Source data
###
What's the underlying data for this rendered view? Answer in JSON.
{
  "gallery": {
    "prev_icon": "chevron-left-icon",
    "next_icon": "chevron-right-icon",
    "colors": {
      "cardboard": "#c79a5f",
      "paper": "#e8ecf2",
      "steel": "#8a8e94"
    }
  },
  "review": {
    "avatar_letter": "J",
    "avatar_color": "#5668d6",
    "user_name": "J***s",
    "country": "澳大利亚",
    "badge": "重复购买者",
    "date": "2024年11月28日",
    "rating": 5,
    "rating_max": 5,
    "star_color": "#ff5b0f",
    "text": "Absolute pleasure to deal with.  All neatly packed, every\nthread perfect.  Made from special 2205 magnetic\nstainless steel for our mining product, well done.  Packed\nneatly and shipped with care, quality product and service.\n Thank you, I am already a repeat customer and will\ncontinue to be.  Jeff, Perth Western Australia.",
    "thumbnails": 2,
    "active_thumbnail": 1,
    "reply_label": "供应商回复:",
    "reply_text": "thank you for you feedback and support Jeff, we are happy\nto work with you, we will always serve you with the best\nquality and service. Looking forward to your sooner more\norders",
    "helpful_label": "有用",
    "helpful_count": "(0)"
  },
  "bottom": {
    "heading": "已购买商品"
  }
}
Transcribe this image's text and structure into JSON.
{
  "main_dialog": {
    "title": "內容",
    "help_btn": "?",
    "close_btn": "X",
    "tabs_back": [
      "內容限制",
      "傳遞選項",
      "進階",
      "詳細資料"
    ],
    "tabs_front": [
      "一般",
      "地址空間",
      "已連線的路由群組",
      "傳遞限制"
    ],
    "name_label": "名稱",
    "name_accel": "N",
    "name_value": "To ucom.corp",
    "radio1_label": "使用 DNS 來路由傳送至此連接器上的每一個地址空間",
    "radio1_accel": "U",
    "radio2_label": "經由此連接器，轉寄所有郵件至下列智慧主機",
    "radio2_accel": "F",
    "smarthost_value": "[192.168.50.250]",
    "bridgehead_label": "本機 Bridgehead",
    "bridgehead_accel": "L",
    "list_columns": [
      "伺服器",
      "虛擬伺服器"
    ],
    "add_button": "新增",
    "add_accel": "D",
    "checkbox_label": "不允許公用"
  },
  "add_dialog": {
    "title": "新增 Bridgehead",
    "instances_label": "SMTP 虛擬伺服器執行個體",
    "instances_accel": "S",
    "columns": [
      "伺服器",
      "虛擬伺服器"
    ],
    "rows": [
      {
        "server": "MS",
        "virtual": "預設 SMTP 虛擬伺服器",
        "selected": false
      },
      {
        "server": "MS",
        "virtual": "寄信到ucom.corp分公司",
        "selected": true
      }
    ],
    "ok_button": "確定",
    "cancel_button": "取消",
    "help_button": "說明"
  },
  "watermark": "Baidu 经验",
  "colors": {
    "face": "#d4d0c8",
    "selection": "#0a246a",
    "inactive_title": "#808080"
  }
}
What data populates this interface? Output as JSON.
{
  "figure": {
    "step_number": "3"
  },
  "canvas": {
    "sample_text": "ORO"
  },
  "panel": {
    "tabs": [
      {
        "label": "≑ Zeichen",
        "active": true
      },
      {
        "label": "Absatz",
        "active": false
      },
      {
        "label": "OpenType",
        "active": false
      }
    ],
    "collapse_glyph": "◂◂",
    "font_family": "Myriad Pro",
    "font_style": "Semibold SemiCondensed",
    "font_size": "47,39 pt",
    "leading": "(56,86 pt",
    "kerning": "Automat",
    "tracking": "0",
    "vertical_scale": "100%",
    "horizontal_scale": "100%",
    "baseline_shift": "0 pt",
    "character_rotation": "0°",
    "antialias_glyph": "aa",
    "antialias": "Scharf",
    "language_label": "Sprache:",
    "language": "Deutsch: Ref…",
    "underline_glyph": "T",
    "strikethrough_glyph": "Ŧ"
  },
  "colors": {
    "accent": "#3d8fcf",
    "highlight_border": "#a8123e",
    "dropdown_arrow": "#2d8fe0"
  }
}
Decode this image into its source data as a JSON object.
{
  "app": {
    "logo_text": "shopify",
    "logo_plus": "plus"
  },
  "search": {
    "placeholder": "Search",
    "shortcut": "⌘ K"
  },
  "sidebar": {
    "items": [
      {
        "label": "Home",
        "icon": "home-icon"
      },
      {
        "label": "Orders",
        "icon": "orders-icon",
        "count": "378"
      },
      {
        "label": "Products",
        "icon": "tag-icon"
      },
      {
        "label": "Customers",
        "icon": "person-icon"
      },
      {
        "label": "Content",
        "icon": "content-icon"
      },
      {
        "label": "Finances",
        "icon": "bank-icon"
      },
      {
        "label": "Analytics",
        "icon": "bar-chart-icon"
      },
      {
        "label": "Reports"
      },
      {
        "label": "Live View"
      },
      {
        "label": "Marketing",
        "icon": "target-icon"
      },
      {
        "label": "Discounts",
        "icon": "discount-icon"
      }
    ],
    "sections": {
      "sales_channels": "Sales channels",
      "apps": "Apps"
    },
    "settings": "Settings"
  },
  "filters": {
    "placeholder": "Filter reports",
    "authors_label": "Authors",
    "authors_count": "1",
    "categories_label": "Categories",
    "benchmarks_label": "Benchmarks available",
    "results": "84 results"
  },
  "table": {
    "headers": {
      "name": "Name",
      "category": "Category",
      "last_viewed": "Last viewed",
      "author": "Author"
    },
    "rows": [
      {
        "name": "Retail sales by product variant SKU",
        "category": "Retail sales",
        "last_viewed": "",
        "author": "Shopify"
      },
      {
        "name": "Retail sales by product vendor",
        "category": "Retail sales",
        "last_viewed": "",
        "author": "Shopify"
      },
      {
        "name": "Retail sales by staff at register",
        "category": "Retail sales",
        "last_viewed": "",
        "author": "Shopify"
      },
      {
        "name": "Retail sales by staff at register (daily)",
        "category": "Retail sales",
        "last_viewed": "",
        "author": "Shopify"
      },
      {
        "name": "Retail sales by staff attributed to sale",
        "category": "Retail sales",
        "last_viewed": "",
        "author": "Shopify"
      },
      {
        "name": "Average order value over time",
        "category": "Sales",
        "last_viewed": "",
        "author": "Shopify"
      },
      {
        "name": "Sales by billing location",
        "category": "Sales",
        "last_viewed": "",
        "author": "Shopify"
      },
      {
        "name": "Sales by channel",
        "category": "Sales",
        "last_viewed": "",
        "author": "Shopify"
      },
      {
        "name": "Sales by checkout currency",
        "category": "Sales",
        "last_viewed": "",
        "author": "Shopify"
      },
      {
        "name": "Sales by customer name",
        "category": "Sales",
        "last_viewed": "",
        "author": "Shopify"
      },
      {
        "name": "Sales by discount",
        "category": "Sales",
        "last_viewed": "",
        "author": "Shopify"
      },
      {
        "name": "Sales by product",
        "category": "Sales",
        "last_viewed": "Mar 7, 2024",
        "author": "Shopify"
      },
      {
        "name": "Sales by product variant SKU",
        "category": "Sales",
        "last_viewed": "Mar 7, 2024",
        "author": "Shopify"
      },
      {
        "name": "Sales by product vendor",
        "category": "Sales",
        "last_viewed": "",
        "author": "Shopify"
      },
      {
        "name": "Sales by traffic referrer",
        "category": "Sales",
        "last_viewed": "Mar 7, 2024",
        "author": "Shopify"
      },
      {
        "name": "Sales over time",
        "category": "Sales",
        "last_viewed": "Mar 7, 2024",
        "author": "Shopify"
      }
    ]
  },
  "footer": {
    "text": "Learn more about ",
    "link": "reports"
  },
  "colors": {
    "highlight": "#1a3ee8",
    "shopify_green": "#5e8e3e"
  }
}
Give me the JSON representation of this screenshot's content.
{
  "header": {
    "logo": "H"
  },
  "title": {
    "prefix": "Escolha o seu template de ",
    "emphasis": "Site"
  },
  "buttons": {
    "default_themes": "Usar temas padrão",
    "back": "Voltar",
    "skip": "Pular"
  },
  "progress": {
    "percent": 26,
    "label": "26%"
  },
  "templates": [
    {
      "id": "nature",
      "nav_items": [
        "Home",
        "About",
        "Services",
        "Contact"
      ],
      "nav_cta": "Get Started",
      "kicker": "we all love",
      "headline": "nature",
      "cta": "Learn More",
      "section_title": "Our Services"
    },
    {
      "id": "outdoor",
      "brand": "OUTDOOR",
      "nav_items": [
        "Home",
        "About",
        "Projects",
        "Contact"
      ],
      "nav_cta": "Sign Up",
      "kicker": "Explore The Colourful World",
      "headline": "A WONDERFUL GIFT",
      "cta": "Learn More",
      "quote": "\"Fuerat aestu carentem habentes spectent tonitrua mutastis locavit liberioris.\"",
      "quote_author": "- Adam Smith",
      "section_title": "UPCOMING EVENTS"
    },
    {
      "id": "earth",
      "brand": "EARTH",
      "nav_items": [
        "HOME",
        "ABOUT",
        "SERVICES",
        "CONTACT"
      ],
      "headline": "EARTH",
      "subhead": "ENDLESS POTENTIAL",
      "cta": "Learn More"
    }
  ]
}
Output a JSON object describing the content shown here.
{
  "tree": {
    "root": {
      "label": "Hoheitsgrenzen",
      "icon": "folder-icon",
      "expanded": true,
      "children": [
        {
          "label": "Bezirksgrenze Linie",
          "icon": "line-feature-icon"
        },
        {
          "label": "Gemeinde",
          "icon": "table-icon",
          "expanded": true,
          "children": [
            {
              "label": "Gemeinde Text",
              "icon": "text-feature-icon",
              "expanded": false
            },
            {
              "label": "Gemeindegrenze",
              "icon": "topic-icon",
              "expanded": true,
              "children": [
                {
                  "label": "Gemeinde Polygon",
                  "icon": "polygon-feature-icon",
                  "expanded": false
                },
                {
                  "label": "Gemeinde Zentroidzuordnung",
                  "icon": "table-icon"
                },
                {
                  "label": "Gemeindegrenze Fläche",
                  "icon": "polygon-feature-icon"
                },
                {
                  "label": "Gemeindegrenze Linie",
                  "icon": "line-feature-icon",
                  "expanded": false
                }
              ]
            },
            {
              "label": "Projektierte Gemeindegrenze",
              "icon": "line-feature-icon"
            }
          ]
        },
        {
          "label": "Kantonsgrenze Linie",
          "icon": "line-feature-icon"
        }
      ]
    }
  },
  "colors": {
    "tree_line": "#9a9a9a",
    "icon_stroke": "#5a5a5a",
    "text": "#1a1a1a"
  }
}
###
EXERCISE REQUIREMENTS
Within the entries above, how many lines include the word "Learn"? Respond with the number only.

YOUR SOLUTION
4